Most chions are healthy dogs, but their delicate limbs and protruding eyes increase their risk of certain health conditions.
Patellar luxation is a joint condition that’s common in toy breeds like papillons and Chihuahuas. This condition causes the dog’s kneecap to move out of its normal position, resulting in pain, lameness, and hindered walking. Treatments for patellar luxation include exercise therapy, weight loss (if necessary), and surgery.
Corneal ulceration is an injury to the surface of the eye. Papillon chihuahuas are prone to eye injuries because their eyes protrude from their heads. Dogs with corneal ulceration close their eyes and rub their eyes with their paws to attempt to relieve the pain, and may have discharge escaping from the eyes. Some cases of corneal ulceration are mild enough to heal without medical intervention, but medication may be required to relieve pain.
To reduce the risk of health conditions in your chion, buy a dog from a reputable breeder who has screened the parent dogs for common toy dog health issues.
Papillon Chihuahua Mix Training
Papillon Chihuahua mixes are moderately difficult to train. The dogs enjoy being praised and rewarded, but they have a stubborn, independent streak and often struggle to pay attention.
The best way to treat a chion is by disguising lessons as part of the daily routine. For instance, teach the dog to “cease” excited barking before leaving for a walk, or teach the dog to “sit” or “stay” before putting a bowl of food down.
Begin training chions as early as possible, beginning with basic training, such as toilet and leash training. Introduce your dog to a variety of surroundings and people from as early as eight weeks old to reduce antisocial barking tendencies.
The chion is a moderately-priced dog. The cost of this breed mix depends on whether you buy from a breeder or adopt the dog.
How Much is a Papillon Chihuahua Mix?

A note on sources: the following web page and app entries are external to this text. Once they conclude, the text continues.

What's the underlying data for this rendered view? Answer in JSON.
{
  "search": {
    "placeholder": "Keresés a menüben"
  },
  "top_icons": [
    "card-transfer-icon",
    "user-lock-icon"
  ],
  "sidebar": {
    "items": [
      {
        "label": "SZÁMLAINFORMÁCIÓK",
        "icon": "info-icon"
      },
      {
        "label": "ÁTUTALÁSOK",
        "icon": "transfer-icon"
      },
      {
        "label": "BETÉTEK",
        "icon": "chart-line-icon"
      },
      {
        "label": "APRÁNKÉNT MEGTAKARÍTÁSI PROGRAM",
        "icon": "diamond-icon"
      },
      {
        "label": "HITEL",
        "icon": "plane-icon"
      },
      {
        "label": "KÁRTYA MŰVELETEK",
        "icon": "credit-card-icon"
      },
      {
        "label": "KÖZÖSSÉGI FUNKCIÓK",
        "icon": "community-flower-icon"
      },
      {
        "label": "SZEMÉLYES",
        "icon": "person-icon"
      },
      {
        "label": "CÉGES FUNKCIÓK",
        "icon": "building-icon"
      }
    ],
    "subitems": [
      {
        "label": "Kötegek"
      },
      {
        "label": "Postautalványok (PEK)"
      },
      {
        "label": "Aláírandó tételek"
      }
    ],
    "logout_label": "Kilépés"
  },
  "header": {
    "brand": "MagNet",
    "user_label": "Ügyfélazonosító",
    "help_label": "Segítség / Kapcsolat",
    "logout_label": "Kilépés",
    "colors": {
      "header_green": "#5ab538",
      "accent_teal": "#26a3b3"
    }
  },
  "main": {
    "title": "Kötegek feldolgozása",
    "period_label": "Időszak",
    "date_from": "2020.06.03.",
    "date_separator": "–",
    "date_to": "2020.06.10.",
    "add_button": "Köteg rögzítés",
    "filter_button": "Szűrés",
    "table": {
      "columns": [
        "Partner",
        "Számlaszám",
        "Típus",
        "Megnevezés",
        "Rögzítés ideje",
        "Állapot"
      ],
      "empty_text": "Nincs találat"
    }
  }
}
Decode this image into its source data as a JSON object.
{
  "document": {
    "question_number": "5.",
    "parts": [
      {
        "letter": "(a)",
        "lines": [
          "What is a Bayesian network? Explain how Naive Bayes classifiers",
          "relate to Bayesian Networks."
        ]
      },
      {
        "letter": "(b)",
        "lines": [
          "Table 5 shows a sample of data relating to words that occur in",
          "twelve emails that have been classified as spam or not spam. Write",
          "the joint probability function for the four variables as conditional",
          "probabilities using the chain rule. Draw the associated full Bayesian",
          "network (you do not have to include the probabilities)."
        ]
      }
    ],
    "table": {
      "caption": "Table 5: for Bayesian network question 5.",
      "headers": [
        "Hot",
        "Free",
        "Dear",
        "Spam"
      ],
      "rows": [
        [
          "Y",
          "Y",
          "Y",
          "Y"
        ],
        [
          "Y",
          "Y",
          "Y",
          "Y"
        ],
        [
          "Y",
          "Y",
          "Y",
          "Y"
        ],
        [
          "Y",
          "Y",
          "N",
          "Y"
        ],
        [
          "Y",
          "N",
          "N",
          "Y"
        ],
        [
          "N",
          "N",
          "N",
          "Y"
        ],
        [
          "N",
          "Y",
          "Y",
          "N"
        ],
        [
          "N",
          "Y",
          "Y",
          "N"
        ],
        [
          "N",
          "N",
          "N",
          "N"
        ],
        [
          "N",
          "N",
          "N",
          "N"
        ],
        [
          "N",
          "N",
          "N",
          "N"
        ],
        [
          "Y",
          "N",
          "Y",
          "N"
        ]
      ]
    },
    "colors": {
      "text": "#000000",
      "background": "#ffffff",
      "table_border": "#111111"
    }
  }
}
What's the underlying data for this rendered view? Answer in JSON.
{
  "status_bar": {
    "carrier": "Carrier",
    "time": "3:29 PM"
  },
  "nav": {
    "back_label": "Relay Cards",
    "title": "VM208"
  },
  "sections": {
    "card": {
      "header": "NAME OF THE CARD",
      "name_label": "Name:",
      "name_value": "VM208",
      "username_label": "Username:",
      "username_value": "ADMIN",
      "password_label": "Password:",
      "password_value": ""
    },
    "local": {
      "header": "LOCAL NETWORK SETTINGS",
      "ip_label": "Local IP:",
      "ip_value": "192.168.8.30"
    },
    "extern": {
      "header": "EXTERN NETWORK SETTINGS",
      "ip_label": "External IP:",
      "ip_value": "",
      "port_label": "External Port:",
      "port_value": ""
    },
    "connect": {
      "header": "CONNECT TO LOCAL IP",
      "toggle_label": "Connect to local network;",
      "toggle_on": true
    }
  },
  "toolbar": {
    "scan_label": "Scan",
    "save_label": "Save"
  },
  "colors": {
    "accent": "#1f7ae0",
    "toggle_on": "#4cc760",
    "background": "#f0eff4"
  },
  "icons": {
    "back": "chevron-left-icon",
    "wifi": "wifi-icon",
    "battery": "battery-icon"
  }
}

A papillon Chihuahua mix typically costs $200 to $750. Certain circumstances affect the cost of this dog, including:
- Whether you buy a dog or a puppy: Dogs are about half the price of puppies
- Local demand and competition: If demand for chions is high in your region, breeders can set high prices for their puppies
- The dog’s colors and markings: Dogs with unique colors and markings are often the most expensive
How Much Does it Cost to Own a Chion?
After the initial cost of the dog and all the necessary supplies, the monthly cost of owning a papillon Chihuahua mix is about $60. This cost involves food and treats, toys, grooming and walking supplies, and health insurance. The cost of owning a chion is higher than average if you regularly pay for professional dog sitting, dog walking, training, or grooming.
Is a Papillon Chihuahua Mix Right for You?
Papillon Chihuahua mixes are friendly, loving dogs, but they’re not suitable for some people or lifestyles.
Papillon Chihuahua Mixes are Suitable for:
The papillon Chihuahua mix is known for its caring nature and sweet demeanor, so it’s an ideal companion dog for couples, singles, and families with old children. Chions are watchful and protective of their owners, so they’re well suited to people looking for a small, loveable watchdog. The dogs enjoy attention and are great companions for people who have lots of time to devote to playing with their pets.
Chions are suitable for families with other pets as long as the dogs are socialized from an early age. They’re small and have low exercise needs, so they’re ideal apartment dogs.
Papillon Chihuahua Mixes are NOT Suitable for:
Chions are small, delicate dogs, so they’re not suitable for families with small children who don’t know how to safely play with a small dog. Due to their stubborn nature, papillon Chihuahua mixes aren’t suitable for people who don’t have time to train their dogs. Chions are small dogs with short legs, so they’re not the best match for sporty, outdoorsy families who want a dog to take on hikes and jogs. Chions suffer from separation anxiety if left alone for long periods, so they’re not good pets for people who spend most of the day away from home.